Second off, indie developers used to be able to talk to their customers directly. Now customers leave 1-star reviews when they need support.

Third off, indie developers don’t have any real recourse to deal with bad reviews that are actually customers asking for support.


this was a BRILLIANT pr orchestration.

blogs, articles, etc all over the globe were written about apple music, for free. would have been far more expensive to buy all that airtime than this little scandal.

so taylor swift gets more publicity, apple music is now an established brand name, everyone and their dog knows about their pricing model - holy shit. hats off to the apple team, playing the outrage-piano like no other.

I doubt it was planned, but it does seem to have worked out well for both Apple and Swift.


I’m reminded of the huge success Coke experienced after reintroducing Coca Cola Classic after the disastrous new Coke. When questioned about the whole thing Coke’s president Donald Keough said, “Some critics will say Coca-Cola made a marketing mistake. Some cynics will say that we planned the whole thing. The truth is we are not that dumb, and we are not that smart.”

Update (2015-06-23): Eli Schiff (comments):

Apple’s impulsive response to Swift stands in stark contrast to their treatment of indie app developers, who have been lobbying Apple for almost seven years, requesting Apple reform policies in the App Store to no effect. In particular, Cue’s use of the word “indie” can only be described as a callous slap in the face given the circumstances that indie developers have been facing.

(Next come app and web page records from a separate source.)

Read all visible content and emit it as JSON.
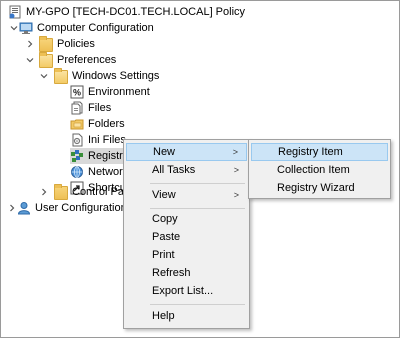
{
  "tree": {
    "root": "MY-GPO [TECH-DC01.TECH.LOCAL] Policy",
    "computer_configuration": "Computer Configuration",
    "policies": "Policies",
    "preferences": "Preferences",
    "windows_settings": "Windows Settings",
    "environment": "Environment",
    "files": "Files",
    "folders": "Folders",
    "ini_files": "Ini Files",
    "registry": "Registry",
    "network": "Networl",
    "shortcuts": "Shortcu",
    "control_panel": "Control Par",
    "user_configuration": "User Configuration"
  },
  "context_menu": {
    "new": "New",
    "all_tasks": "All Tasks",
    "view": "View",
    "copy": "Copy",
    "paste": "Paste",
    "print": "Print",
    "refresh": "Refresh",
    "export_list": "Export List...",
    "help": "Help",
    "submenu_arrow": ">"
  },
  "submenu": {
    "registry_item": "Registry Item",
    "collection_item": "Collection Item",
    "registry_wizard": "Registry Wizard"
  },
  "colors": {
    "highlight": "#cce4f7",
    "highlight_border": "#99c9ef",
    "menu_bg": "#f0f0f0",
    "folder": "#eec055"
  }
}
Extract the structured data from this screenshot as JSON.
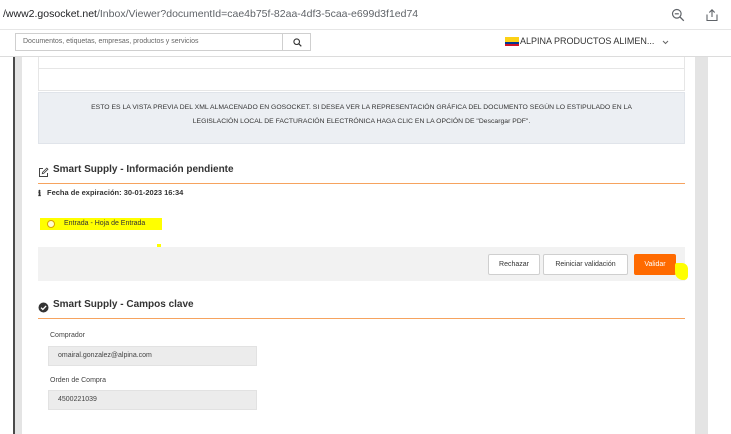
{
  "browser": {
    "url_domain": "/www2.gosocket.net",
    "url_path": "/Inbox/Viewer?documentId=cae4b75f-82aa-4df3-5caa-e699d3f1ed74",
    "icons": [
      "zoom-out-icon",
      "share-icon"
    ]
  },
  "header": {
    "search_placeholder": "Documentos, etiquetas, empresas, productos y servicios",
    "search_icon": "search-icon",
    "company_flag": "colombia-flag",
    "company_name": "ALPINA PRODUCTOS ALIMEN...",
    "company_chevron": "chevron-down-icon"
  },
  "notice": {
    "line1": "ESTO ES LA VISTA PREVIA DEL XML ALMACENADO EN GOSOCKET. SI DESEA VER LA REPRESENTACIÓN GRÁFICA DEL DOCUMENTO SEGÚN LO ESTIPULADO EN LA",
    "line2": "LEGISLACIÓN LOCAL DE FACTURACIÓN ELECTRÓNICA HAGA CLIC EN LA OPCIÓN DE \"Descargar PDF\"."
  },
  "pending": {
    "icon": "edit-icon",
    "title": "Smart Supply - Información pendiente",
    "expiration_icon": "info-icon",
    "expiration": "Fecha de expiración: 30-01-2023 16:34",
    "option": "Entrada - Hoja de Entrada",
    "buttons": {
      "reject": "Rechazar",
      "reset": "Reiniciar validación",
      "validate": "Validar"
    }
  },
  "key_fields": {
    "icon": "check-circle-icon",
    "title": "Smart Supply - Campos clave",
    "fields": [
      {
        "label": "Comprador",
        "value": "omairal.gonzalez@alpina.com"
      },
      {
        "label": "Orden de Compra",
        "value": "4500221039"
      }
    ]
  },
  "colors": {
    "accent": "#ff6a00",
    "accent_line": "#f6a35f",
    "highlight": "#ffff00"
  }
}
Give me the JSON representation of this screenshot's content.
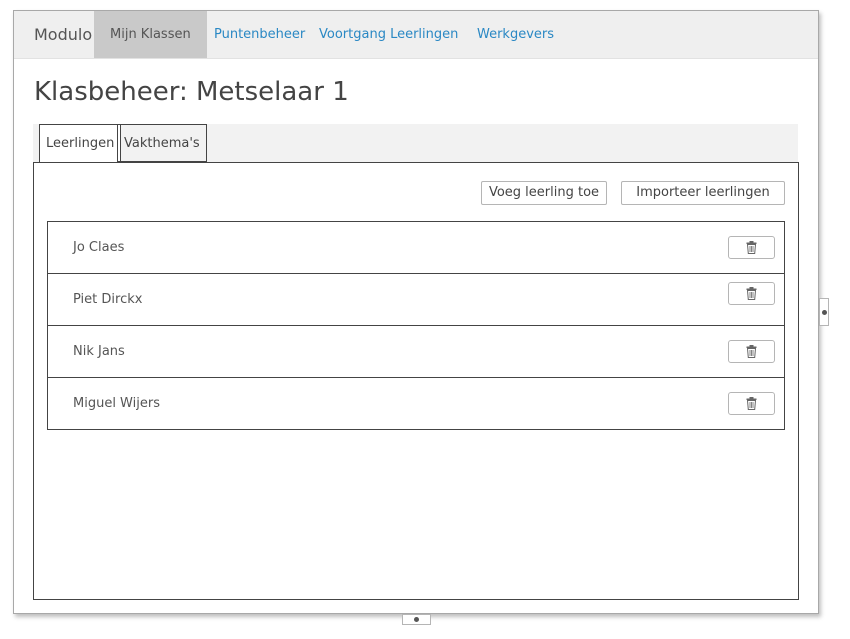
{
  "navbar": {
    "brand": "Modulo",
    "items": [
      {
        "label": "Mijn Klassen",
        "active": true
      },
      {
        "label": "Puntenbeheer",
        "active": false
      },
      {
        "label": "Voortgang Leerlingen",
        "active": false
      },
      {
        "label": "Werkgevers",
        "active": false
      }
    ]
  },
  "page": {
    "title": "Klasbeheer: Metselaar 1"
  },
  "tabs": [
    {
      "label": "Leerlingen",
      "active": true
    },
    {
      "label": "Vakthema's",
      "active": false
    }
  ],
  "toolbar": {
    "add_label": "Voeg leerling toe",
    "import_label": "Importeer leerlingen"
  },
  "students": [
    {
      "name": "Jo Claes"
    },
    {
      "name": "Piet Dirckx"
    },
    {
      "name": "Nik Jans"
    },
    {
      "name": "Miguel Wijers"
    }
  ],
  "icons": {
    "delete": "trash-icon"
  },
  "colors": {
    "link": "#2a88c4",
    "nav_active_bg": "#c9c9c9",
    "navbar_bg": "#efefef",
    "border": "#444444"
  }
}
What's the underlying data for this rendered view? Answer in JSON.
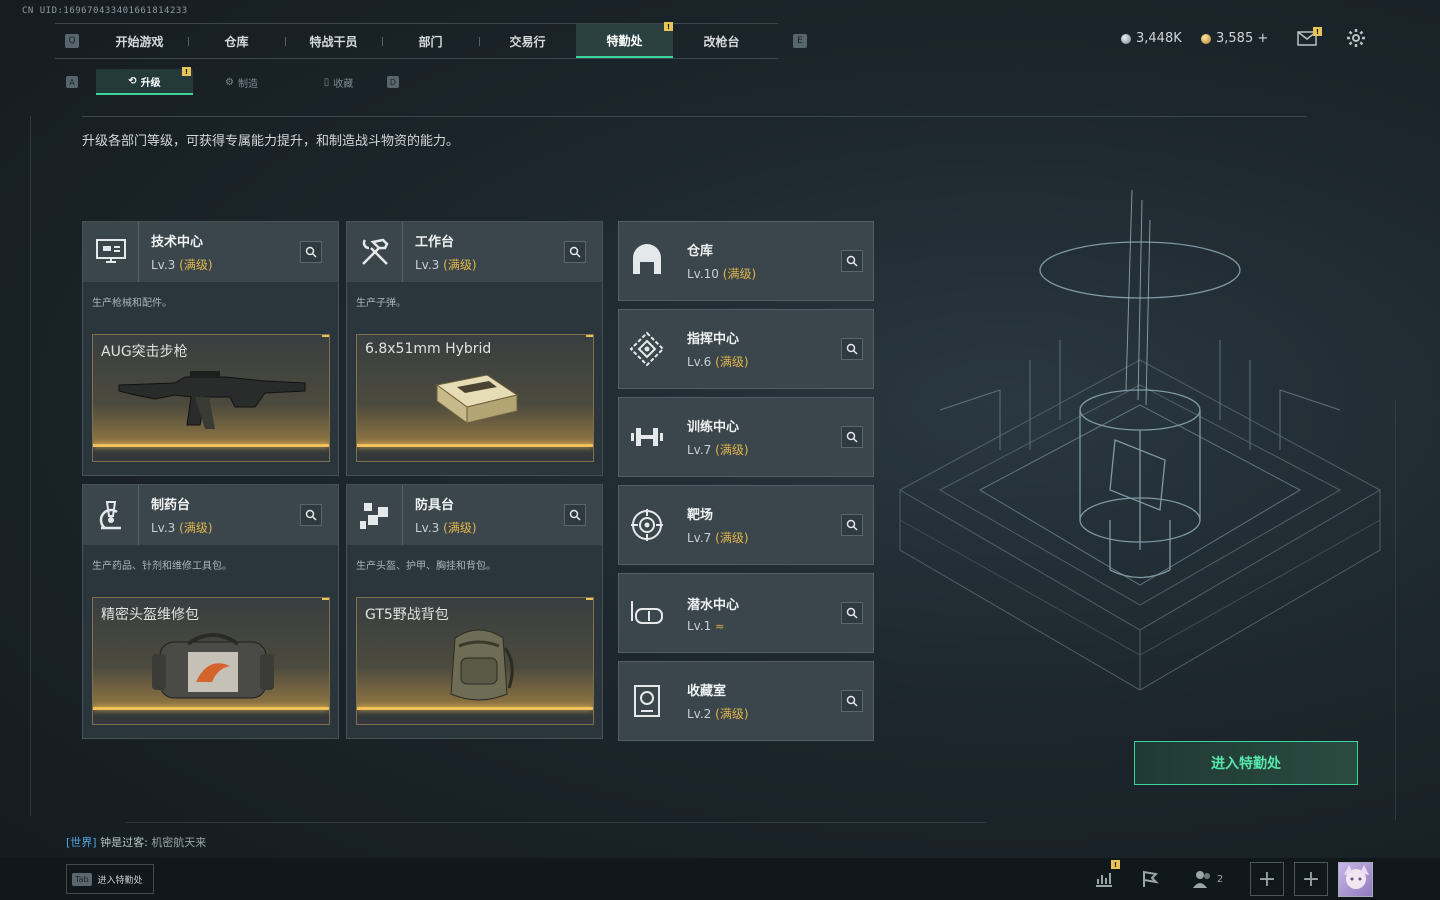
{
  "uid": "CN UID:169670433401661814233",
  "nav": {
    "q_key": "Q",
    "e_key": "E",
    "tabs": [
      "开始游戏",
      "仓库",
      "特战干员",
      "部门",
      "交易行",
      "特勤处",
      "改枪台"
    ],
    "active_tab": "特勤处",
    "badge_label": "!"
  },
  "currency": {
    "silver": "3,448K",
    "gold": "3,585 +"
  },
  "subnav": {
    "a_key": "A",
    "d_key": "D",
    "tabs": [
      "升级",
      "制造",
      "收藏"
    ],
    "active_tab": "升级"
  },
  "intro": "升级各部门等级，可获得专属能力提升，和制造战斗物资的能力。",
  "cards": [
    {
      "title": "技术中心",
      "level": "Lv.3",
      "max": "(满级)",
      "desc": "生产枪械和配件。",
      "product": "AUG突击步枪",
      "icon": "monitor-icon"
    },
    {
      "title": "工作台",
      "level": "Lv.3",
      "max": "(满级)",
      "desc": "生产子弹。",
      "product": "6.8x51mm Hybrid",
      "icon": "hammer-wrench-icon"
    },
    {
      "title": "制药台",
      "level": "Lv.3",
      "max": "(满级)",
      "desc": "生产药品、针剂和维修工具包。",
      "product": "精密头盔维修包",
      "icon": "microscope-icon"
    },
    {
      "title": "防具台",
      "level": "Lv.3",
      "max": "(满级)",
      "desc": "生产头盔、护甲、胸挂和背包。",
      "product": "GT5野战背包",
      "icon": "cubes-icon"
    }
  ],
  "list": [
    {
      "title": "仓库",
      "level": "Lv.10",
      "max": "(满级)",
      "icon": "warehouse-icon"
    },
    {
      "title": "指挥中心",
      "level": "Lv.6",
      "max": "(满级)",
      "icon": "command-icon"
    },
    {
      "title": "训练中心",
      "level": "Lv.7",
      "max": "(满级)",
      "icon": "dumbbell-icon"
    },
    {
      "title": "靶场",
      "level": "Lv.7",
      "max": "(满级)",
      "icon": "target-icon"
    },
    {
      "title": "潜水中心",
      "level": "Lv.1",
      "max": "",
      "upgrade": "≈",
      "icon": "diving-mask-icon"
    },
    {
      "title": "收藏室",
      "level": "Lv.2",
      "max": "(满级)",
      "icon": "collection-icon"
    }
  ],
  "enter_button": "进入特勤处",
  "chat": {
    "channel": "[世界]",
    "user": "钟是过客:",
    "message": "机密航天来"
  },
  "bottom": {
    "tab_key": "Tab",
    "tab_label": "进入特勤处",
    "friends_count": "2"
  }
}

Developer reactions have been mixed: Daniel Jalkut of MarsEdit exclaimed, “Damn, I wish Taylor Swift were also a Mac App Store developer.” Cabel Sasser rightly pointed out that complaints by developers have and will likely continue to be ignored: “As if ANY of us nerds have 1/100000th the public perception pull of a Taylor Swift.”

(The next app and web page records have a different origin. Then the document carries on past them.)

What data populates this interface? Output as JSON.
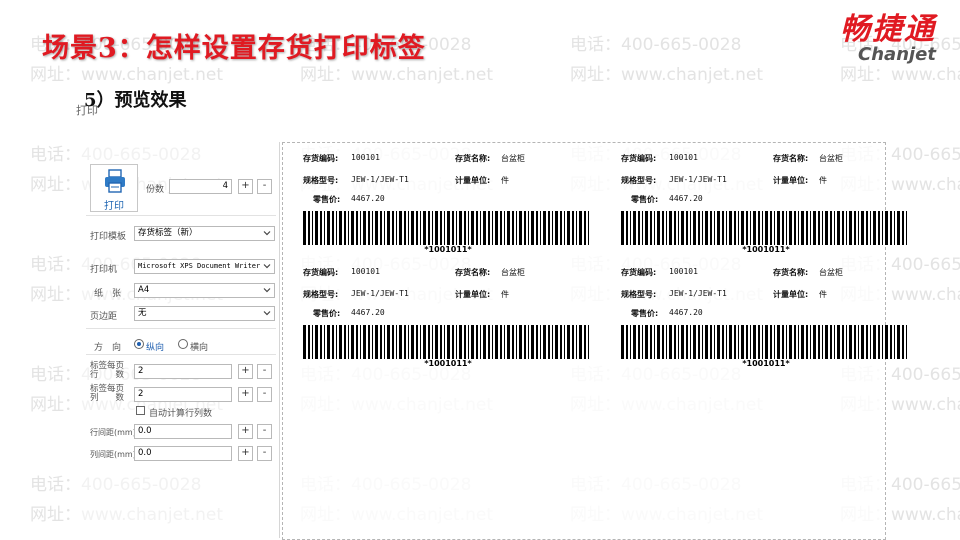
{
  "slide": {
    "title": "场景3：怎样设置存货打印标签",
    "subtitle": "5）预览效果",
    "logo_cn": "畅捷通",
    "logo_en": "Chanjet"
  },
  "watermark": {
    "phone": "电话：400-665-0028",
    "site": "网址：www.chanjet.net"
  },
  "window": {
    "caption": "打印"
  },
  "settings": {
    "print_button_label": "打印",
    "copies_label": "份数",
    "copies_value": "4",
    "template_label": "打印模板",
    "template_value": "存货标签（新）",
    "printer_label": "打印机",
    "printer_value": "Microsoft XPS Document Writer",
    "paper_label": "纸　张",
    "paper_value": "A4",
    "margin_label": "页边距",
    "margin_value": "无",
    "orientation_label": "方　向",
    "orientation_portrait": "纵向",
    "orientation_landscape": "横向",
    "rows_label_1": "标签每页",
    "rows_label_2": "行　　数",
    "rows_value": "2",
    "cols_label_1": "标签每页",
    "cols_label_2": "列　　数",
    "cols_value": "2",
    "auto_calc_label": "自动计算行列数",
    "row_spacing_label": "行间距(mm)",
    "row_spacing_value": "0.0",
    "col_spacing_label": "列间距(mm)",
    "col_spacing_value": "0.0",
    "plus": "+",
    "minus": "-"
  },
  "labels": [
    {
      "code_key": "存货编码:",
      "code": "100101",
      "name_key": "存货名称:",
      "name": "台盆柜",
      "spec_key": "规格型号:",
      "spec": "JEW-1/JEW-T1",
      "unit_key": "计量单位:",
      "unit": "件",
      "price_key": "零售价:",
      "price": "4467.20",
      "barcode_text": "*1001011*"
    },
    {
      "code_key": "存货编码:",
      "code": "100101",
      "name_key": "存货名称:",
      "name": "台盆柜",
      "spec_key": "规格型号:",
      "spec": "JEW-1/JEW-T1",
      "unit_key": "计量单位:",
      "unit": "件",
      "price_key": "零售价:",
      "price": "4467.20",
      "barcode_text": "*1001011*"
    },
    {
      "code_key": "存货编码:",
      "code": "100101",
      "name_key": "存货名称:",
      "name": "台盆柜",
      "spec_key": "规格型号:",
      "spec": "JEW-1/JEW-T1",
      "unit_key": "计量单位:",
      "unit": "件",
      "price_key": "零售价:",
      "price": "4467.20",
      "barcode_text": "*1001011*"
    },
    {
      "code_key": "存货编码:",
      "code": "100101",
      "name_key": "存货名称:",
      "name": "台盆柜",
      "spec_key": "规格型号:",
      "spec": "JEW-1/JEW-T1",
      "unit_key": "计量单位:",
      "unit": "件",
      "price_key": "零售价:",
      "price": "4467.20",
      "barcode_text": "*1001011*"
    }
  ],
  "colors": {
    "title": "#e01a22",
    "accent_blue": "#2167b3",
    "watermark": "#e3e3e3"
  },
  "icons": {
    "printer": "printer-icon",
    "dropdown": "chevron-down-icon"
  }
}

Developer David Barnard pointed out the utter inconsistency here between music and app development: “Apple is subsidizing a 90 day free trial for Music, but there’s still a rule in the App Review Guidelines prohibiting timed trials for apps.” In other words, musicians complain that they will not get paid—Apple immediately subsidizes them. Developers on the other hand do not even have the option of using that marketing strategy.

Update (2015-07-12): Ben Sisario (via John Gruber):

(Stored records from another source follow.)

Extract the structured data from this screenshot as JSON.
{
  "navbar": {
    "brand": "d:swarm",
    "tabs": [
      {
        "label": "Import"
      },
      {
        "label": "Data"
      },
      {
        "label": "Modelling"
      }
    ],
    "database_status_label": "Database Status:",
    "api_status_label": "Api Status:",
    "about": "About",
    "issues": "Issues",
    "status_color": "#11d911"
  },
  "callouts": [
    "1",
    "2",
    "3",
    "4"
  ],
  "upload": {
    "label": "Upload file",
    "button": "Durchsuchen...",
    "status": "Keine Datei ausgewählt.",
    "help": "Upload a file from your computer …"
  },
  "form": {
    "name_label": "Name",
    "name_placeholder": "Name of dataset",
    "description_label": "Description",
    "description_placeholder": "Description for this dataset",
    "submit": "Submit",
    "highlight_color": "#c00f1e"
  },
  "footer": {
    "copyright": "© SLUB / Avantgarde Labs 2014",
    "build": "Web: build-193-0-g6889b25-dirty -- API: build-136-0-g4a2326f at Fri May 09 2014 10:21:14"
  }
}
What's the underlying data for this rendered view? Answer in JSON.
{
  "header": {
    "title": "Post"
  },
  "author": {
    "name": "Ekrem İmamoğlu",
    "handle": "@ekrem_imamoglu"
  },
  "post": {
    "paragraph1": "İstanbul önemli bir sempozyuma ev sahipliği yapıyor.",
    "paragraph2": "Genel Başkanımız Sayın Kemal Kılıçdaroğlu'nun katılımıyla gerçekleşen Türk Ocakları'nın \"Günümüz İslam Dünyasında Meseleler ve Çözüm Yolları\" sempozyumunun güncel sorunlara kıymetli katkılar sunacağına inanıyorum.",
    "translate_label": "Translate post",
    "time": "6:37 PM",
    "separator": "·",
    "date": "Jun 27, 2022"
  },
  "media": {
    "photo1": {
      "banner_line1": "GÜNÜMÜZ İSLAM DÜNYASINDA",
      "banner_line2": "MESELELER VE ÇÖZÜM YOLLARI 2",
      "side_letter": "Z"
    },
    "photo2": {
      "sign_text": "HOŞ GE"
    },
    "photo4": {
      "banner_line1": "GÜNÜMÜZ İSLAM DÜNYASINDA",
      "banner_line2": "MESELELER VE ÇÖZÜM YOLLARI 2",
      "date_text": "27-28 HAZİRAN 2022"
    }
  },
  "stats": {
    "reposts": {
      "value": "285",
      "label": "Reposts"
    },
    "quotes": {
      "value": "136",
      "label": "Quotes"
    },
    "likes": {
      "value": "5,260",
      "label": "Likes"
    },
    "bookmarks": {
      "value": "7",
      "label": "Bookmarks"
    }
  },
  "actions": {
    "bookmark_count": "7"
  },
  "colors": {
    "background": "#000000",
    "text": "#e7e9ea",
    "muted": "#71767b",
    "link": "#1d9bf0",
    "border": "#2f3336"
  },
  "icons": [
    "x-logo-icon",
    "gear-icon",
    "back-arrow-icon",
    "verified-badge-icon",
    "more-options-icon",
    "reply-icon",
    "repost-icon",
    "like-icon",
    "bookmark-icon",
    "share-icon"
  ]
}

For each song that is streamed free, Apple will pay 0.2 cent for the use of recordings, a rate that music executives said was roughly comparable to the free tiers from services like Spotify. This rate does not include a smaller payment for songwriting rights that goes to music publishers; Apple is still negotiating with many publishers over those terms, several publishing companies confirmed on Wednesday.

Update (2015-07-14): Michal Lev-Ram (via Konra):

Scott Borchetta—who discovered and signed Swift when she was only 14 years old—told the audience that the conversation actually started between him and Apple in the days preceding Swift’s letter.


“She literally texted me and said, ‘Don’t be mad,’ with the link,” Borchetta said. “She was in Europe. I responded and said, ‘You don’t have any idea how good your timing is right now.'”

After Swift’s letter made huge waves, Borchetta’s conversations with Apple quickly turned to his (and, presumably, artists’) favor.

Update (2015-08-21): Mitchel Broussard:

In a new interview with Evening Standard, Apple Music executive and Beats co-founder Jimmy Iovine sat down to talk about everything from the launch of Apple Music to the company’s dramatic reversal of its free trial royalties policy following Taylor Swift’s public dismissal of the service in an open letter.

Mitchel Broussard:

In an interview for the September cover story of Vanity Fair, Taylor Swift reveals her thoughts and reasoning behind the letter she wrote to Apple concerning the lack of monetary support for artists during Apple Music's three-month free trial period. The singer notes that she wrote the letter in the early morning hours after a few of her fellow artists sent pictures of their Apple Music contracts.

Oscar Raymundo:

“Apple treated me like I was a voice of a creative community that they actually cared about,” Swift told Vanity Fair. The magazine calls Swift an “Apple Music crusader” with the “willingness to take on tech giants.”